But retirement has been easier than Roddick expected. Yes, he has missed the competition and lifestyle, but transitioning to a stable home life with wife Brooklyn Decker, a model and actress, has been seamless.
“I always had a home life,” Roddick said. “Some of the guys, if you give them a week off [from playing], they don’t know what to do with themselves.”
Roddick has occupied his time with Fox Sports 1 and his foundation. This year, there’s tennis in Austin and his match in New Haven.
“If there was a lack of opportunity, there would have been a more noticeable void or at least I would have been conscious of that,” Roddick said. “But luckily, the market for a has-been tennis player has been good so far.”
Roddick said he works out, but he doesn’t train as he did as a competitive player. He concedes he’ll never be in that kind of shape again, so there will be shoulder and back pain after his matches.
But the competitive juices still flow and these brief forays onto the court do scratch that itch.
“It’s a lot of fun,” Roddick said. “It’s nice to be able to play something like team tennis and the event in New Haven.
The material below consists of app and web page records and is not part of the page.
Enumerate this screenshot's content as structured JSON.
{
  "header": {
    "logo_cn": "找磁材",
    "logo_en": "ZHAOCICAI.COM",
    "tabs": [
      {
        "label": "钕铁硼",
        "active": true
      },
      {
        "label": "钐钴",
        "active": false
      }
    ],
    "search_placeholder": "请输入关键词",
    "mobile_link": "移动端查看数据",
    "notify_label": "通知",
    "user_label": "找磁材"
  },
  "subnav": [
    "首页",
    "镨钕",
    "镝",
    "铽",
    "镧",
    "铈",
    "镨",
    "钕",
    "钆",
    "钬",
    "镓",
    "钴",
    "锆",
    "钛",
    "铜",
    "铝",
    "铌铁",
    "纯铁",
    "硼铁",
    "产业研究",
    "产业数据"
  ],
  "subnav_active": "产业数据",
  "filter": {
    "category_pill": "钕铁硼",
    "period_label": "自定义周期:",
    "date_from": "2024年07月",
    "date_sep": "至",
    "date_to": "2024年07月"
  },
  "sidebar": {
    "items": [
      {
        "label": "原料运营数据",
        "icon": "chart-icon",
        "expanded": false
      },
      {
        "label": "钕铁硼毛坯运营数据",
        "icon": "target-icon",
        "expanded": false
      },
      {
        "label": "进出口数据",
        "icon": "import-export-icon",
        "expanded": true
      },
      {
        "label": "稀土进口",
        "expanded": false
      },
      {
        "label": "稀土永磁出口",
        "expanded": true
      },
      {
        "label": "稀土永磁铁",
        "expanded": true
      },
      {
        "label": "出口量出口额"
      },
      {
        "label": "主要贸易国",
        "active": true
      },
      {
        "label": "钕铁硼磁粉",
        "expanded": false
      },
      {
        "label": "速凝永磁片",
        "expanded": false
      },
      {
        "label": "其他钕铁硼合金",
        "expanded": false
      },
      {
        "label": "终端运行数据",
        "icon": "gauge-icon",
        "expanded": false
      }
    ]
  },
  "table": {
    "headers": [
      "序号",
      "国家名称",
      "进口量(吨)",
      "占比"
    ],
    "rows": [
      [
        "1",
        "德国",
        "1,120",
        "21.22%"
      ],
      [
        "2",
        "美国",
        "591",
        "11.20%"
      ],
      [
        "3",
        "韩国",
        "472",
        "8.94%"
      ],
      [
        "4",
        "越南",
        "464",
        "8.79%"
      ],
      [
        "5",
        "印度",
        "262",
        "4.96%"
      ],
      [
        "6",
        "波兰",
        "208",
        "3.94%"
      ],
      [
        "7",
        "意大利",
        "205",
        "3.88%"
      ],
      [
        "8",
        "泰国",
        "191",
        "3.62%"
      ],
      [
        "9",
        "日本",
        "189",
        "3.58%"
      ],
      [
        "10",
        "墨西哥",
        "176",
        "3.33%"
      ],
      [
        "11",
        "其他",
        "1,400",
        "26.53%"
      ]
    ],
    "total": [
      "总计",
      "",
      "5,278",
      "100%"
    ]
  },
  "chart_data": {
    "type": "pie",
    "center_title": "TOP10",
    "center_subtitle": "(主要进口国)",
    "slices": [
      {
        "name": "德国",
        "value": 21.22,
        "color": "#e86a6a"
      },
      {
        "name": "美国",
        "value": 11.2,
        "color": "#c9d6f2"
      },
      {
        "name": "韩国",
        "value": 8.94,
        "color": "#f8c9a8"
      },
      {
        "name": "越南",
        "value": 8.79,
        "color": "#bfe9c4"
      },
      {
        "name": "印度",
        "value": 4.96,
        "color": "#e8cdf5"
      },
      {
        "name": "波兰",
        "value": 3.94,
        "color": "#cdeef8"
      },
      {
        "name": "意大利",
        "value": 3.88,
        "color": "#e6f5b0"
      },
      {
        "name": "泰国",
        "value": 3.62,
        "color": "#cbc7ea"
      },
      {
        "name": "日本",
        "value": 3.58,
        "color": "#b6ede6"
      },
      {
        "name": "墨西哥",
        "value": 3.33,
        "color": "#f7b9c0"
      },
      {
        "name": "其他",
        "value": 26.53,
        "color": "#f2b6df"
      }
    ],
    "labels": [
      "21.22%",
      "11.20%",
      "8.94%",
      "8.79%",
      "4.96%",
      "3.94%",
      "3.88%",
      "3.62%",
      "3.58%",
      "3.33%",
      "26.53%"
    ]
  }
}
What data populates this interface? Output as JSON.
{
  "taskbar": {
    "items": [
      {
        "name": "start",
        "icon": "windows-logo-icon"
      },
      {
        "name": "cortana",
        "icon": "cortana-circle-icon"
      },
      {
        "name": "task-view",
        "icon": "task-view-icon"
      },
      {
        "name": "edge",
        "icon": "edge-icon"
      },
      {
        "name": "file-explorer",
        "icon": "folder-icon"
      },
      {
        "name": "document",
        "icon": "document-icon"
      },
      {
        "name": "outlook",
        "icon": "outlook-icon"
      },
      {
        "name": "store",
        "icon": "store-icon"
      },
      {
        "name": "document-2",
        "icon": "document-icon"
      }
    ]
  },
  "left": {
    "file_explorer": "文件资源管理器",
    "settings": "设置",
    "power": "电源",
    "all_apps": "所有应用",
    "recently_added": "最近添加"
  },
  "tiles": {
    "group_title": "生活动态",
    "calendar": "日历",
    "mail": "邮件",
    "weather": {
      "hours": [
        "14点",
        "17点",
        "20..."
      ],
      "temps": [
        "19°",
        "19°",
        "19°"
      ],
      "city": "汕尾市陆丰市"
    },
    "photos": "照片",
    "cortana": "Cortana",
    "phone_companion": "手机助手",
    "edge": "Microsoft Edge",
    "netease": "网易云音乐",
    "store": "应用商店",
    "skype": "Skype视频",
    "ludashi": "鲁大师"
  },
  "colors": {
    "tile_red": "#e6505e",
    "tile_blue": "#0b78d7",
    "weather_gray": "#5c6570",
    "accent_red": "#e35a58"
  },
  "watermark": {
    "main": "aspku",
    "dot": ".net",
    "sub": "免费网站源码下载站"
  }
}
It’s kind of a smaller sample size of being competitive, still. I don’t think you ever get over that. We’ve been training since we were kids, in that space. It’s a nice way to stay connected to that feeling.”
One thing is clear from Roddick’s TV work — he’s good at his new gig. Roddick was always glib and witty at the podium during his playing career and he’s been smooth talking about all sports on Fox.
Roddick figured he might have media opportunities, but he wasn’t interested in jumping in as a tennis analyst.
“If I was going to travel and do all that stuff, I would play,” Roddick said.
He had done a weekly national radio show during the past two years of his playing career and he loved talking sports. Now, he chats with the likes of Donovan McNabb, Gabe Kapler and Gary Payton about various subjects.
“To get the opportunity I’ve had at Fox, being a tennis guy, on a national nightly show, talking about all sports, it was just something I hadn’t planned,” Roddick said. “It’s a great opportunity. I think my bosses at Fox probably knew I wanted to do it before I did. So when opportunity knocks, you answer the door. I’ve enjoyed it.”
Play The Best
The tournament is offering fans an opportunity to participate in a Pro-Am with Roddick, Blake and Courier before the matches or to participate in a party complete with dinner and a “meet and greet.” For information, visit ctopen.org. … The tournament runs Aug. 14-23. Tickets are available on ctopen.org or by calling 1-855-464-8366.